“Stop the bus!” The only time you usually get to say that on an organised tour is at a time of disaster: Someone’s been left behind, last night’s dinner turns out to have been as suspicious as it was delicious, or you’re on the wrong bus completely. Unless, of course, you are running the tour.
It was the first full day of my new role as a tour guide and we were trundling through the small town of Long Phuoc, between Ho Chi Minh City and Vung Tau in Vietnam when, out of the corner of my eye, I noticed a statue (pictured right).
Not just any statue – Vietnam is littered with them – I had seen a picture of this one in a newsletter from a Vietnam Vets’ organisation. I was keen to make a good impression on the 10 people I had persuaded to join my inaugural Tunnel Rats book tour (with co-author Sandy MacGregor), so I made my charabanc stopping call.
“This is Duong Van Manh,” I said authoritatively to everyone gathered around the statue. That’s what it said on the statue and I assumed it didn’t mean “keep off the grass”. I related the story, cribbed from the newsletter, of how Manh became a hero of the Vietnam war by working out how to steal and recycle anti-personnel mines for use against Allied troops.
“He then travelled all around Phuoc Tuy province and taught villagers and other Vietcong,” I said, gesturing authoritatively to the statue. “The result was devastating for Australian troops who suffered more casualties from their own landmines than from any other single source.”
Standing in the grounds of a small temple in the morning heat, my small, captive audience seemed rapt. Australian troops suffered almost as many casualties from American “Jumping Jack” mines as they did from Vietcong bullets. It was the first morning of the tour and they were already learning stuff they’d never heard before.

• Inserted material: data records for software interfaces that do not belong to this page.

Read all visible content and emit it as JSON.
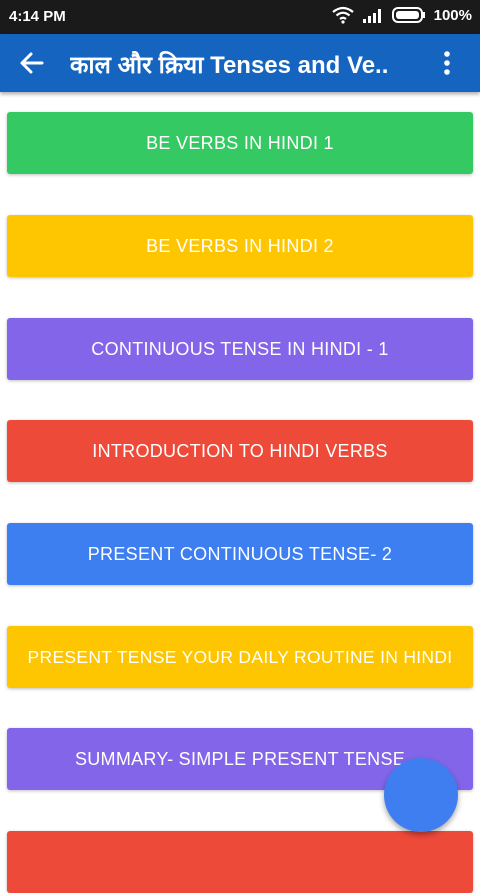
{
  "status": {
    "time": "4:14 PM",
    "battery": "100%"
  },
  "toolbar": {
    "title": "काल और क्रिया Tenses and Ve.."
  },
  "buttons": [
    {
      "label": "BE VERBS IN HINDI 1",
      "color": "#35c964"
    },
    {
      "label": "BE VERBS IN HINDI 2",
      "color": "#fec600"
    },
    {
      "label": "CONTINUOUS TENSE IN HINDI - 1",
      "color": "#8365e9"
    },
    {
      "label": "INTRODUCTION TO HINDI VERBS",
      "color": "#ee4a3a"
    },
    {
      "label": "PRESENT CONTINUOUS TENSE- 2",
      "color": "#3d7ef0"
    },
    {
      "label": "PRESENT TENSE YOUR DAILY ROUTINE IN HINDI",
      "color": "#fec600"
    },
    {
      "label": "SUMMARY- SIMPLE PRESENT TENSE",
      "color": "#8365e9"
    },
    {
      "label": "",
      "color": "#ee4a3a"
    }
  ],
  "icons": {
    "back": "arrow-back-icon",
    "more": "more-vert-icon",
    "wifi": "wifi-icon",
    "signal": "signal-icon",
    "battery": "battery-icon"
  },
  "colors": {
    "toolbar": "#1565c0",
    "statusbar": "#1a1a1a",
    "fab": "#3f7ef0"
  }
}
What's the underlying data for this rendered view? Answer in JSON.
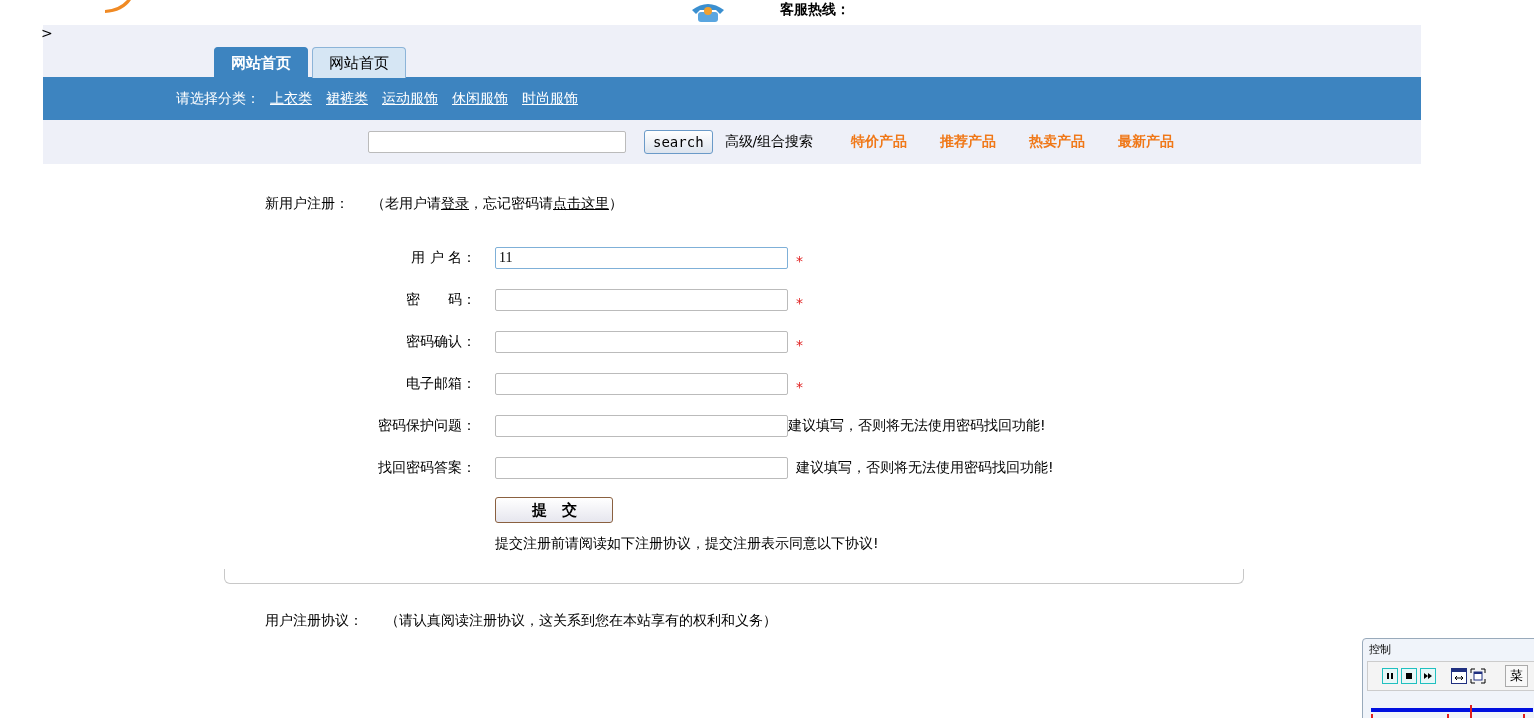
{
  "header": {
    "hotline_label": "客服热线："
  },
  "breadcrumb": ">",
  "tabs": [
    {
      "label": "网站首页",
      "selected": true
    },
    {
      "label": "网站首页",
      "selected": false
    }
  ],
  "category_bar": {
    "label": "请选择分类：",
    "links": [
      "上衣类",
      "裙裤类",
      "运动服饰",
      "休闲服饰",
      "时尚服饰"
    ]
  },
  "search": {
    "button": "search",
    "advanced_link": "高级/组合搜索",
    "product_links": [
      "特价产品",
      "推荐产品",
      "热卖产品",
      "最新产品"
    ]
  },
  "register": {
    "title": "新用户注册：",
    "note_parts": [
      {
        "text": "（老用户请",
        "link": false
      },
      {
        "text": "登录",
        "link": true
      },
      {
        "text": "，忘记密码请",
        "link": false
      },
      {
        "text": "点击这里",
        "link": true
      },
      {
        "text": "）",
        "link": false
      }
    ],
    "fields": [
      {
        "label": "用 户 名：",
        "value": "11",
        "required": true,
        "kind": "text"
      },
      {
        "label": "密　　码：",
        "required": true,
        "kind": "password"
      },
      {
        "label": "密码确认：",
        "required": true,
        "kind": "password"
      },
      {
        "label": "电子邮箱：",
        "required": true,
        "kind": "text"
      },
      {
        "label": "密码保护问题：",
        "required": false,
        "hint": "建议填写，否则将无法使用密码找回功能!",
        "kind": "text"
      },
      {
        "label": "找回密码答案：",
        "required": false,
        "hint": "建议填写，否则将无法使用密码找回功能!",
        "kind": "text"
      }
    ],
    "required_mark": "*",
    "submit": "提　交",
    "notice": "提交注册前请阅读如下注册协议，提交注册表示同意以下协议!"
  },
  "agreement": {
    "title": "用户注册协议：",
    "note": "（请认真阅读注册协议，这关系到您在本站享有的权利和义务）"
  },
  "control_panel": {
    "title": "控制",
    "menu_button": "菜"
  }
}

It was all going tremendously well until Tam, our official tour guide, sidled up to me. He and the local guide Trang had been deep in conversation throughout my impromptu presentation. “Is wrong hero,” he said with a shy, apologetic smile. “This hero fought in French war, not American war.” Trang nodded her confirmation.

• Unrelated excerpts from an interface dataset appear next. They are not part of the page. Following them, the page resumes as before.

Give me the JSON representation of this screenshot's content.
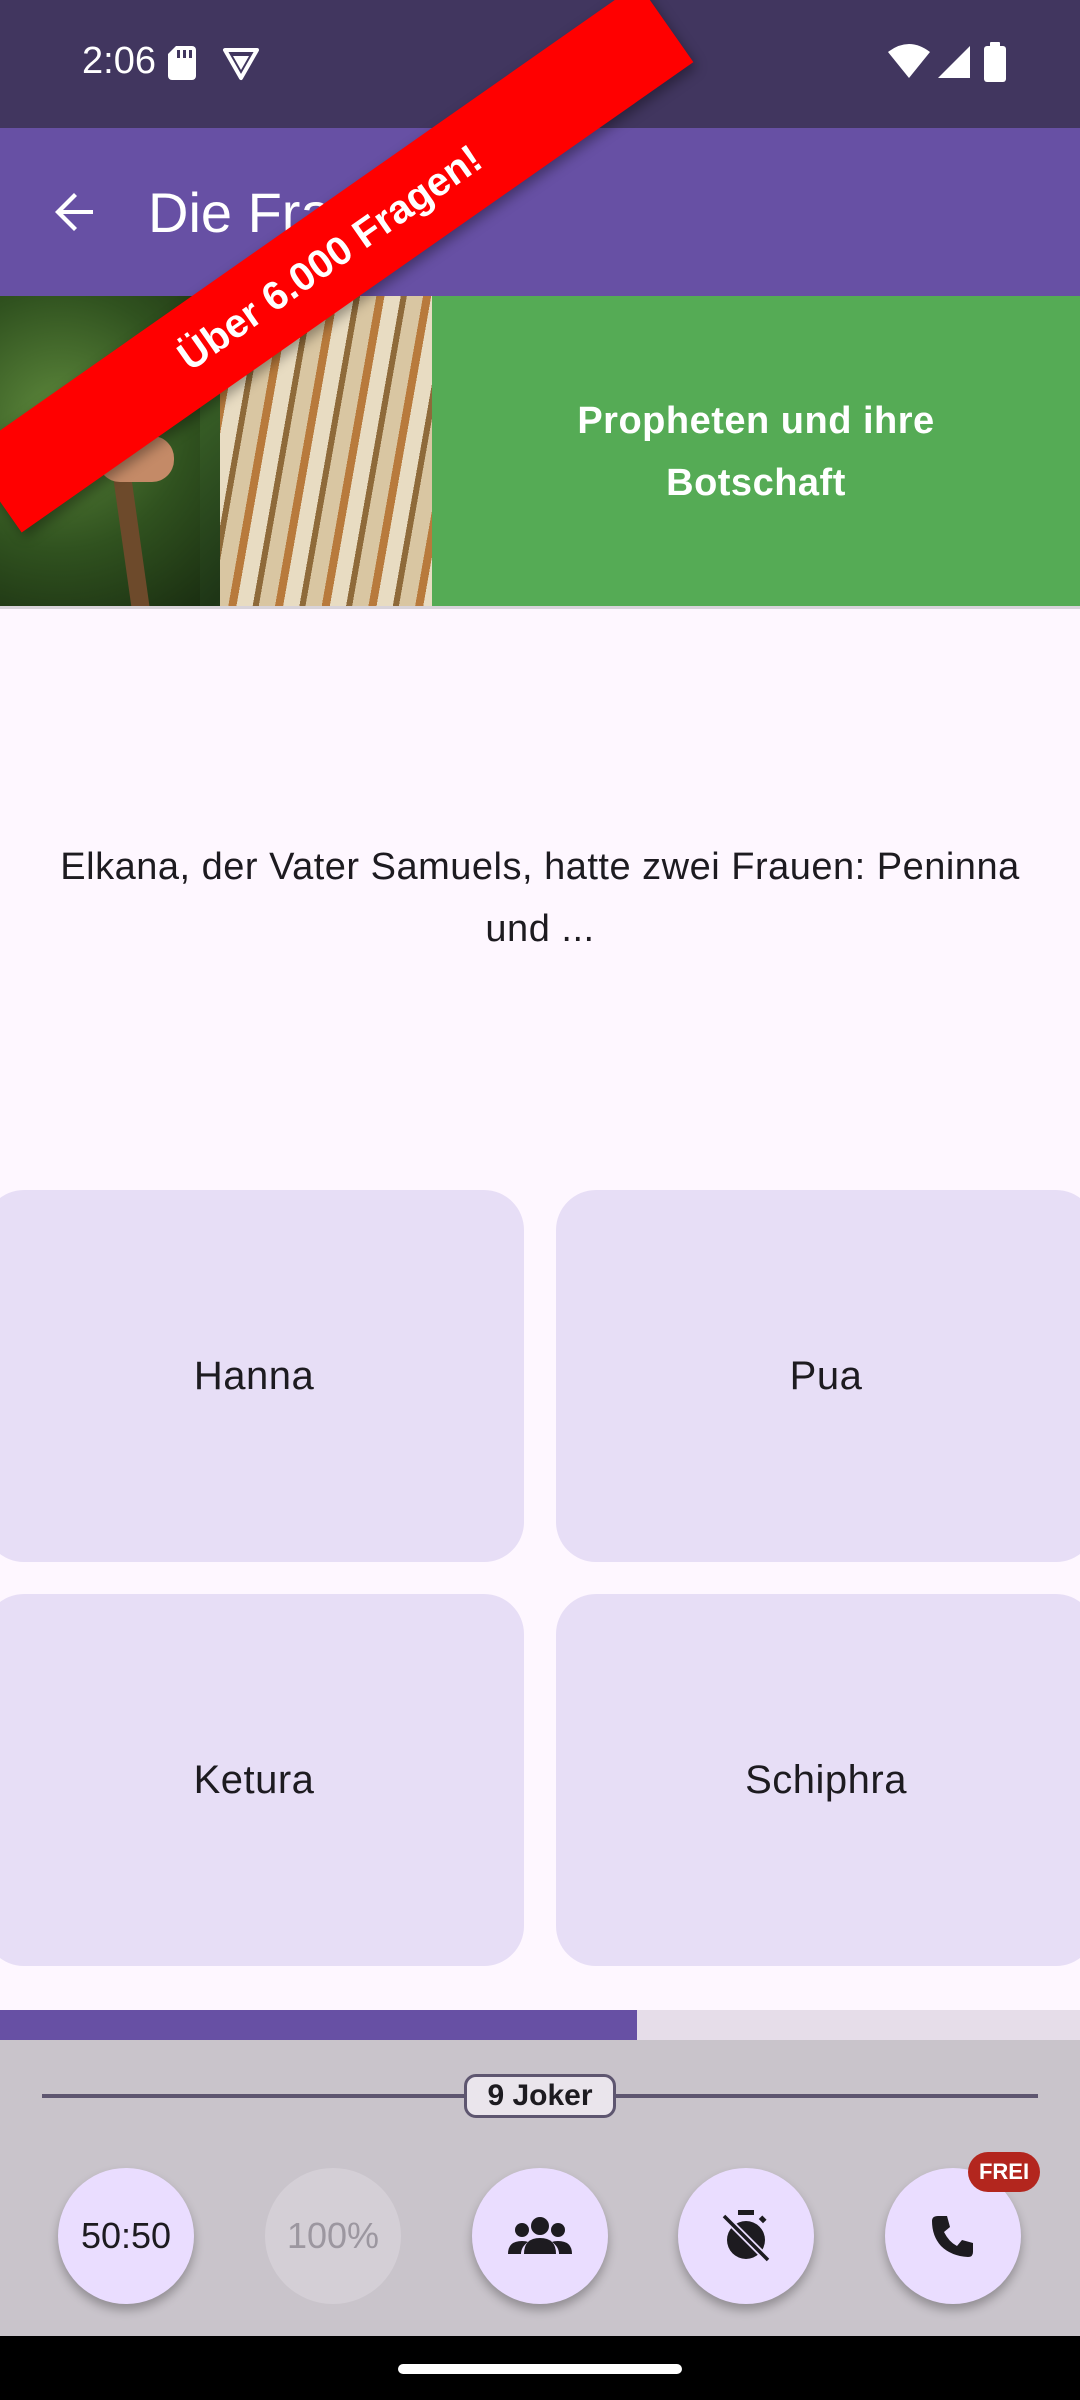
{
  "status_bar": {
    "time": "2:06",
    "icons": [
      "sd-card-icon",
      "vpn-shield-icon",
      "wifi-icon",
      "signal-icon",
      "battery-icon"
    ]
  },
  "app_bar": {
    "title": "Die Frage",
    "back_icon": "arrow-back-icon"
  },
  "ribbon": {
    "text": "Über 6.000 Fragen!",
    "color": "#FF0000"
  },
  "category": {
    "label": "Propheten und ihre Botschaft",
    "color": "#55AB55"
  },
  "question": {
    "text": "Elkana, der Vater Samuels, hatte zwei Frauen: Peninna und ..."
  },
  "answers": [
    {
      "label": "Hanna"
    },
    {
      "label": "Pua"
    },
    {
      "label": "Ketura"
    },
    {
      "label": "Schiphra"
    }
  ],
  "progress": {
    "fraction": 0.59
  },
  "jokers": {
    "count_label": "9 Joker",
    "items": [
      {
        "label": "50:50",
        "enabled": true
      },
      {
        "label": "100%",
        "enabled": false
      },
      {
        "icon": "group-icon",
        "enabled": true
      },
      {
        "icon": "timer-off-icon",
        "enabled": true
      },
      {
        "icon": "phone-icon",
        "enabled": true,
        "badge": "FREI"
      }
    ]
  },
  "colors": {
    "primary": "#6750A4",
    "status_bar": "#41365F",
    "answer_bg": "#E7DEF6"
  }
}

The statue was definitely the one in the newsletter – that much I got right – and there was a hero who worked out how to recycle land mines. But the person in the story wasn’t the one on the plinth. I ushered everyone back on the bus, my newly-minted reputation as an ace tour guide already in tatters.
Having avoided organised tours for most of my travelling life, running one didn’t come naturally to me. But Sandy and I’d had our Tunnel Rats book published the previous year and that September I went to Vietnam to see the places where Australian Army Engineers had been stationed. That’s when it occurred to me that this might make the basis for an organised but informal tour.
As a young captain back in 1965, Sandy had led the original Tunnel Rats who were the first to explore the Vietcong tunnel systems, and I knew he could tell the stories that didn’t get into the book. I would look after the day-to-day stuff and talk a bit about modern Vietnam, the writing process, and anything else to while away the journeys between the various Tunnel Rat locations.
We contacted a tour company and they worked out the logistics for us so we didn’t have to look after the money; when it comes to being a debt collector, life’s too short and so am I. We set a minimum of 10 paying guests and a maximum of 16 and gave ourselves four months until the middle of January to round them up.
We made our ten and they were quite a mixture: two twentysomethings who’d never been out of Australia, their Dad, a Digger making his first trip to Vietnam, a couple in their 60s whose friends and family had begged them not to take such an arduous trip, two keen hiking mates, a military historian and an old friend of Sandy’s – an intrepid septuagenarian who took the daily adventure in her stride.
Despite my misidentification of the wrong hero from the wrong war, by day two things were going surprisingly well. We were seeing even more than we had planned, including Vietcong caves that we hadn’t realised we’d be able to explore and an amazing military museum in Vung Tau created by a millionaire expat Brit, displaying weapons and uniforms that went back 1000 years.
We tried to stay away from tourist restaurants, much to Tam’s irritation, and my “naughty but nice” tour of Saigon’s nightlife erred on the ‘nice’ side, including encounters with ballroom dancers in the park and chatty locals who simply wanted to practise their English.
Thankfully, rather than being alarmed by our ‘informal’ approach to schedules, everybody seemed excited by the sense of adventure.
On my solo journeys, or travels with a friend, I have often remarked that there are a lot worse things that can happen than being lost in a strange city. This is where you find the the hidden gems that regular tours can’t include as well as the people who are not jaded by the daily parade of overseas visitors chanting the local variation of the “No souvenirs, thanks” mantra.
But a group of tourists is an organic beast that is already out of it’s comfort zone and it instinctively seeks safety and security as much as it wants excitement, entertainment and edification.
So we gently nudge, encourage and explore. And, in the spirit of the Tunnel Rats, occasionally discover something entirely unexpected and amazing.